Exercise aim — Could you copy the records below exactly, leaving out any pictures?

Data provided —
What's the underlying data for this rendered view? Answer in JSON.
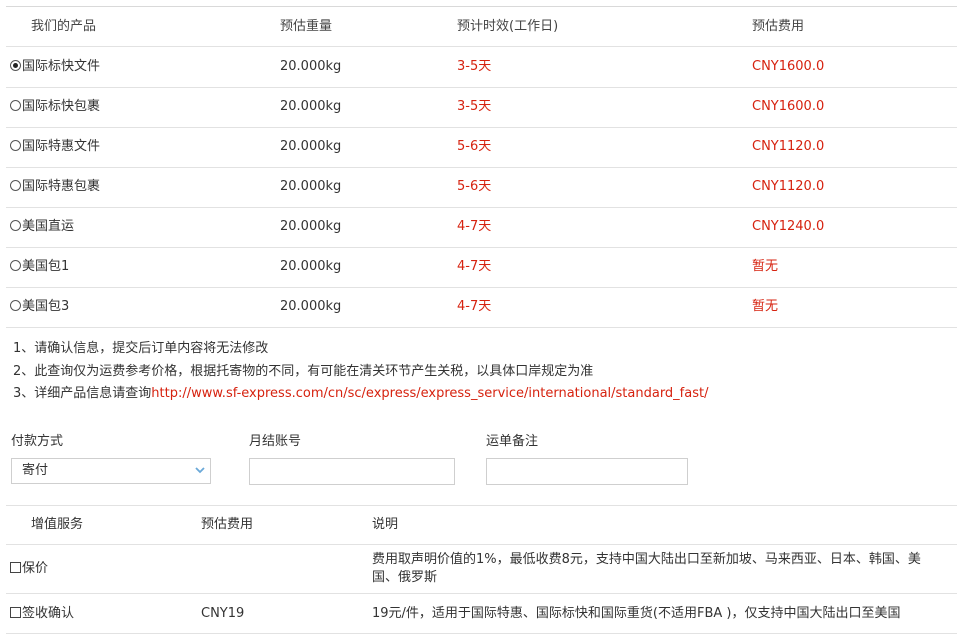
{
  "table": {
    "headers": [
      "我们的产品",
      "预估重量",
      "预计时效(工作日)",
      "预估费用"
    ],
    "rows": [
      {
        "product": "国际标快文件",
        "weight": "20.000kg",
        "time": "3-5天",
        "fee": "CNY1600.0",
        "selected": true
      },
      {
        "product": "国际标快包裹",
        "weight": "20.000kg",
        "time": "3-5天",
        "fee": "CNY1600.0",
        "selected": false
      },
      {
        "product": "国际特惠文件",
        "weight": "20.000kg",
        "time": "5-6天",
        "fee": "CNY1120.0",
        "selected": false
      },
      {
        "product": "国际特惠包裹",
        "weight": "20.000kg",
        "time": "5-6天",
        "fee": "CNY1120.0",
        "selected": false
      },
      {
        "product": "美国直运",
        "weight": "20.000kg",
        "time": "4-7天",
        "fee": "CNY1240.0",
        "selected": false
      },
      {
        "product": "美国包1",
        "weight": "20.000kg",
        "time": "4-7天",
        "fee": "暂无",
        "selected": false
      },
      {
        "product": "美国包3",
        "weight": "20.000kg",
        "time": "4-7天",
        "fee": "暂无",
        "selected": false
      }
    ]
  },
  "notes": {
    "n1": "1、请确认信息，提交后订单内容将无法修改",
    "n2": "2、此查询仅为运费参考价格，根据托寄物的不同，有可能在清关环节产生关税，以具体口岸规定为准",
    "n3_prefix": "3、详细产品信息请查询",
    "n3_link": "http://www.sf-express.com/cn/sc/express/express_service/international/standard_fast/"
  },
  "form": {
    "payment_label": "付款方式",
    "payment_value": "寄付",
    "account_label": "月结账号",
    "account_value": "",
    "remark_label": "运单备注",
    "remark_value": ""
  },
  "value_added": {
    "headers": [
      "增值服务",
      "预估费用",
      "说明"
    ],
    "rows": [
      {
        "name": "保价",
        "fee": "",
        "desc": "费用取声明价值的1%，最低收费8元，支持中国大陆出口至新加坡、马来西亚、日本、韩国、美国、俄罗斯",
        "checked": false
      },
      {
        "name": "签收确认",
        "fee": "CNY19",
        "desc": "19元/件，适用于国际特惠、国际标快和国际重货(不适用FBA )，仅支持中国大陆出口至美国",
        "checked": false
      }
    ]
  },
  "colors": {
    "accent_red": "#d6220f",
    "border": "#e2e2e2"
  },
  "icons": {
    "select": "chevron-down-icon"
  }
}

Result —
What's the underlying data for this rendered view? Answer in JSON.
{
  "table": {
    "headers": [
      "我们的产品",
      "预估重量",
      "预计时效(工作日)",
      "预估费用"
    ],
    "rows": [
      {
        "product": "国际标快文件",
        "weight": "20.000kg",
        "time": "3-5天",
        "fee": "CNY1600.0",
        "selected": true
      },
      {
        "product": "国际标快包裹",
        "weight": "20.000kg",
        "time": "3-5天",
        "fee": "CNY1600.0",
        "selected": false
      },
      {
        "product": "国际特惠文件",
        "weight": "20.000kg",
        "time": "5-6天",
        "fee": "CNY1120.0",
        "selected": false
      },
      {
        "product": "国际特惠包裹",
        "weight": "20.000kg",
        "time": "5-6天",
        "fee": "CNY1120.0",
        "selected": false
      },
      {
        "product": "美国直运",
        "weight": "20.000kg",
        "time": "4-7天",
        "fee": "CNY1240.0",
        "selected": false
      },
      {
        "product": "美国包1",
        "weight": "20.000kg",
        "time": "4-7天",
        "fee": "暂无",
        "selected": false
      },
      {
        "product": "美国包3",
        "weight": "20.000kg",
        "time": "4-7天",
        "fee": "暂无",
        "selected": false
      }
    ]
  },
  "notes": {
    "n1": "1、请确认信息，提交后订单内容将无法修改",
    "n2": "2、此查询仅为运费参考价格，根据托寄物的不同，有可能在清关环节产生关税，以具体口岸规定为准",
    "n3_prefix": "3、详细产品信息请查询",
    "n3_link": "http://www.sf-express.com/cn/sc/express/express_service/international/standard_fast/"
  },
  "form": {
    "payment_label": "付款方式",
    "payment_value": "寄付",
    "account_label": "月结账号",
    "account_value": "",
    "remark_label": "运单备注",
    "remark_value": ""
  },
  "value_added": {
    "headers": [
      "增值服务",
      "预估费用",
      "说明"
    ],
    "rows": [
      {
        "name": "保价",
        "fee": "",
        "desc": "费用取声明价值的1%，最低收费8元，支持中国大陆出口至新加坡、马来西亚、日本、韩国、美国、俄罗斯",
        "checked": false
      },
      {
        "name": "签收确认",
        "fee": "CNY19",
        "desc": "19元/件，适用于国际特惠、国际标快和国际重货(不适用FBA )，仅支持中国大陆出口至美国",
        "checked": false
      }
    ]
  },
  "colors": {
    "accent_red": "#d6220f",
    "border": "#e2e2e2"
  },
  "icons": {
    "select": "chevron-down-icon"
  }
}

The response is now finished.